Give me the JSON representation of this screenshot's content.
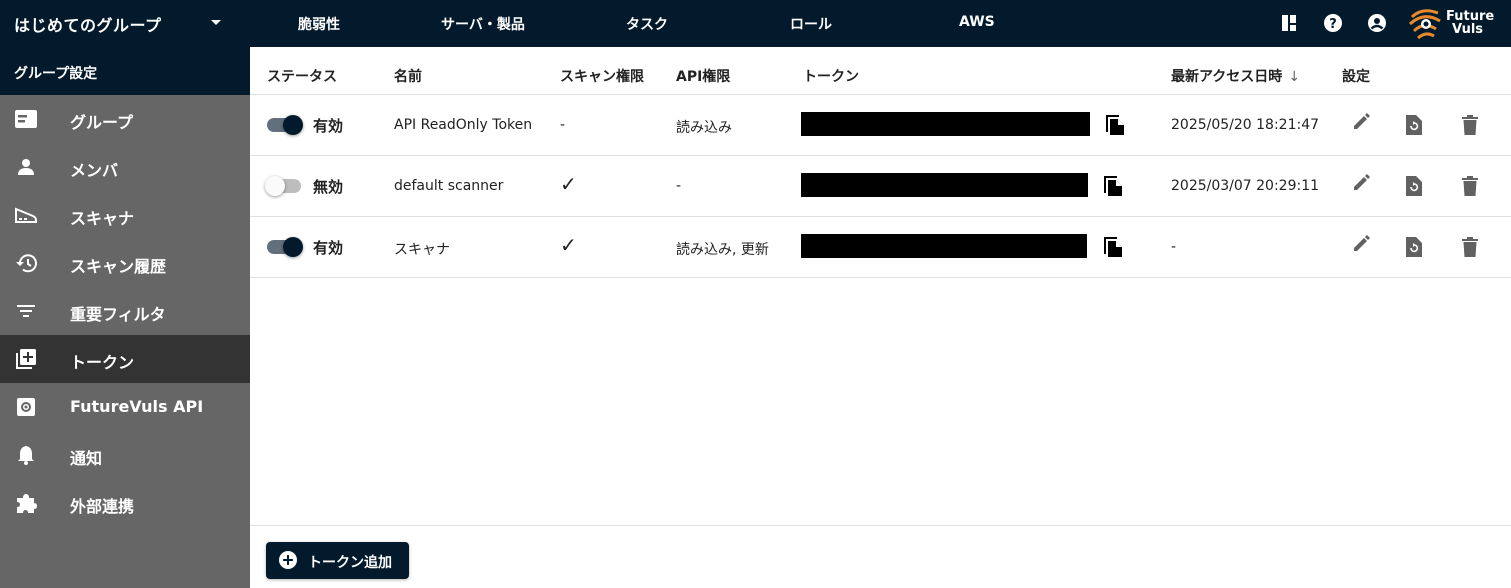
{
  "header": {
    "group_name": "はじめてのグループ",
    "nav": [
      "脆弱性",
      "サーバ・製品",
      "タスク",
      "ロール",
      "AWS"
    ],
    "logo_text_1": "Future",
    "logo_text_2": "Vuls"
  },
  "sidebar": {
    "title": "グループ設定",
    "items": [
      {
        "label": "グループ",
        "icon": "group-card-icon"
      },
      {
        "label": "メンバ",
        "icon": "person-icon"
      },
      {
        "label": "スキャナ",
        "icon": "scanner-icon"
      },
      {
        "label": "スキャン履歴",
        "icon": "history-icon"
      },
      {
        "label": "重要フィルタ",
        "icon": "filter-icon"
      },
      {
        "label": "トークン",
        "icon": "token-add-icon",
        "active": true
      },
      {
        "label": "FutureVuls API",
        "icon": "api-settings-icon"
      },
      {
        "label": "通知",
        "icon": "bell-icon"
      },
      {
        "label": "外部連携",
        "icon": "puzzle-icon"
      }
    ]
  },
  "table": {
    "headers": {
      "status": "ステータス",
      "name": "名前",
      "scan_perm": "スキャン権限",
      "api_perm": "API権限",
      "token": "トークン",
      "last_access": "最新アクセス日時",
      "settings": "設定"
    },
    "sort_arrow": "↓",
    "rows": [
      {
        "enabled": true,
        "status": "有効",
        "name": "API ReadOnly Token",
        "scan_perm": "-",
        "api_perm": "読み込み",
        "last_access": "2025/05/20 18:21:47"
      },
      {
        "enabled": false,
        "status": "無効",
        "name": "default scanner",
        "scan_perm": "✓",
        "api_perm": "-",
        "last_access": "2025/03/07 20:29:11"
      },
      {
        "enabled": true,
        "status": "有効",
        "name": "スキャナ",
        "scan_perm": "✓",
        "api_perm": "読み込み, 更新",
        "last_access": "-"
      }
    ]
  },
  "footer": {
    "add_token_label": "トークン追加"
  },
  "colors": {
    "primary": "#031a2c",
    "sidebar_bg": "#666666",
    "sidebar_active": "#333333",
    "logo_accent": "#e8892b"
  }
}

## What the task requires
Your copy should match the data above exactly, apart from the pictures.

## Task result
Give me the JSON representation of this screenshot's content.
{
  "header": {
    "group_name": "はじめてのグループ",
    "nav": [
      "脆弱性",
      "サーバ・製品",
      "タスク",
      "ロール",
      "AWS"
    ],
    "logo_text_1": "Future",
    "logo_text_2": "Vuls"
  },
  "sidebar": {
    "title": "グループ設定",
    "items": [
      {
        "label": "グループ",
        "icon": "group-card-icon"
      },
      {
        "label": "メンバ",
        "icon": "person-icon"
      },
      {
        "label": "スキャナ",
        "icon": "scanner-icon"
      },
      {
        "label": "スキャン履歴",
        "icon": "history-icon"
      },
      {
        "label": "重要フィルタ",
        "icon": "filter-icon"
      },
      {
        "label": "トークン",
        "icon": "token-add-icon",
        "active": true
      },
      {
        "label": "FutureVuls API",
        "icon": "api-settings-icon"
      },
      {
        "label": "通知",
        "icon": "bell-icon"
      },
      {
        "label": "外部連携",
        "icon": "puzzle-icon"
      }
    ]
  },
  "table": {
    "headers": {
      "status": "ステータス",
      "name": "名前",
      "scan_perm": "スキャン権限",
      "api_perm": "API権限",
      "token": "トークン",
      "last_access": "最新アクセス日時",
      "settings": "設定"
    },
    "sort_arrow": "↓",
    "rows": [
      {
        "enabled": true,
        "status": "有効",
        "name": "API ReadOnly Token",
        "scan_perm": "-",
        "api_perm": "読み込み",
        "last_access": "2025/05/20 18:21:47"
      },
      {
        "enabled": false,
        "status": "無効",
        "name": "default scanner",
        "scan_perm": "✓",
        "api_perm": "-",
        "last_access": "2025/03/07 20:29:11"
      },
      {
        "enabled": true,
        "status": "有効",
        "name": "スキャナ",
        "scan_perm": "✓",
        "api_perm": "読み込み, 更新",
        "last_access": "-"
      }
    ]
  },
  "footer": {
    "add_token_label": "トークン追加"
  },
  "colors": {
    "primary": "#031a2c",
    "sidebar_bg": "#666666",
    "sidebar_active": "#333333",
    "logo_accent": "#e8892b"
  }
}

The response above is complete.